“What we in Thailand actually need is an effective Pollutant Release and Transfer Register – to identify specific polluters and chemicals, to establish strict norms, and to collect the data regularly. This needs to be fully accessible for everyone so that we would all have free access to important environmental data affecting our health. It would also help lawsuits to be solved faster, not like the cases of the Wax Garbage Recycling Centre or Win Process Company, which took decades of complaints and petitions from local communities. We are well aware of the importance of capacitating and empowering communities affected by industrial pollution and their role in implementing a PRTR and we definitely want to support that,” explained Penchom Saetang, director of EARTH.
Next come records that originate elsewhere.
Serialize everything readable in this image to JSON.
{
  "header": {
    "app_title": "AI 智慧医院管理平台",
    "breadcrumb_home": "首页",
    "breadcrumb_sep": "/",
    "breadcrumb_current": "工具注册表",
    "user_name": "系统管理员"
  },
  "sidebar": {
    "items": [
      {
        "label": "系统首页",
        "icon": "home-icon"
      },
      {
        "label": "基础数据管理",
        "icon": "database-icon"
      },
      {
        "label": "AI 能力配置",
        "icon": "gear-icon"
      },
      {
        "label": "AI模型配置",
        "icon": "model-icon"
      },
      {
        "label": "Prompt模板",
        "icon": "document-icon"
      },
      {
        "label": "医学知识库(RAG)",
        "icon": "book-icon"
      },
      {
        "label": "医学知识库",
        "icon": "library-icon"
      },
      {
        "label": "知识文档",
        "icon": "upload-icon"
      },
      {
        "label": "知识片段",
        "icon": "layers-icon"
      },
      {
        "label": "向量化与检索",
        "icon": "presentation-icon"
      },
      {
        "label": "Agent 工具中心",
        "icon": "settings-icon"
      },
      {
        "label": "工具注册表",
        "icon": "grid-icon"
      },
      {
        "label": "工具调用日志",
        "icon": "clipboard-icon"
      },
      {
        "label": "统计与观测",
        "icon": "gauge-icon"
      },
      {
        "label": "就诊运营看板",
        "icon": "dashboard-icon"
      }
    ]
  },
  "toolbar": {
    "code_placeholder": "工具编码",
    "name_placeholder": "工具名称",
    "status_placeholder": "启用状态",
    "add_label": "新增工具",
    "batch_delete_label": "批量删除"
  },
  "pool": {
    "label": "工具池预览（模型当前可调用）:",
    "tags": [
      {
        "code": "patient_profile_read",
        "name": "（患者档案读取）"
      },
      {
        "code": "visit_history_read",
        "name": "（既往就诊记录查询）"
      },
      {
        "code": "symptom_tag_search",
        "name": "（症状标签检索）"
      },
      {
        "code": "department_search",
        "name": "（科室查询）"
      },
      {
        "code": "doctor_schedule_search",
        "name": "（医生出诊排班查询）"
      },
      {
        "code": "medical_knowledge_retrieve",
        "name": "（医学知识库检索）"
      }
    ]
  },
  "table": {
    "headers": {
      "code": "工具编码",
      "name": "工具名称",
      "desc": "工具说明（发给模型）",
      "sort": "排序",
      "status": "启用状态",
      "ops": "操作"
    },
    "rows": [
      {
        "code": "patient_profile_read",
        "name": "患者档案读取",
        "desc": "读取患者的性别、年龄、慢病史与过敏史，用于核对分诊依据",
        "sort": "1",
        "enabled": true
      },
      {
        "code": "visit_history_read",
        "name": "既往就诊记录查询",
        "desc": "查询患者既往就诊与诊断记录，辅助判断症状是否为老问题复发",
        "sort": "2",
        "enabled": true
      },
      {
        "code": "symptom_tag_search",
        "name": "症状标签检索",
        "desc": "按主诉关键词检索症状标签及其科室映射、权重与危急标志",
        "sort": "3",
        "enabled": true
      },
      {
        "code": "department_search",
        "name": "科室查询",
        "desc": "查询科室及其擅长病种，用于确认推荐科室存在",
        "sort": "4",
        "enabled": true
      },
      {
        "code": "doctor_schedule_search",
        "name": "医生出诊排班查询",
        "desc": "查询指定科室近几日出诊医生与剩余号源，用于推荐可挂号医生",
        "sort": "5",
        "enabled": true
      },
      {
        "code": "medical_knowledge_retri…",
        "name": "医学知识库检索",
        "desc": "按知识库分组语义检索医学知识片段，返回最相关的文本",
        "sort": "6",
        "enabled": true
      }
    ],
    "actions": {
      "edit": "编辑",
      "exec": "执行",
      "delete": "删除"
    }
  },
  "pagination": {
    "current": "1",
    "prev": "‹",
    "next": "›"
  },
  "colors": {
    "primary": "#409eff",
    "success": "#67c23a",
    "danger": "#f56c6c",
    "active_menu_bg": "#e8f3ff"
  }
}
IPEN congratulates longtime colleague Vi Waghiyi, Environmental Health and Justice Director at IPEN Participating Organization Alaska Community Action on Toxics, for her inclusion in the United States' Council on Environmental Quality's Environmental Justice Advisory Council. Vi has vital perspectives and years of important experience to lend to the Advisory Council and IPEN looks forward to improved action related to current and historic environmental injustices in the US.
Ratification by Croatia Seals Entry into Force of Basel Ban Amendment
Seattle, Washington, USA. Croatia's 6th of September deposit of ratification of the 1995 Basel Ban Amendment has allowed this global waste dumping prohibition to finally enter into the force of international law. The Ban Amendment, adopted by the parties to the Basel Convention in 1995, prohibits the export of hazardous wastes from member states of the European Union, Organization for Economic Cooperation and Development (OECD), and Liechtenstein to all other countries.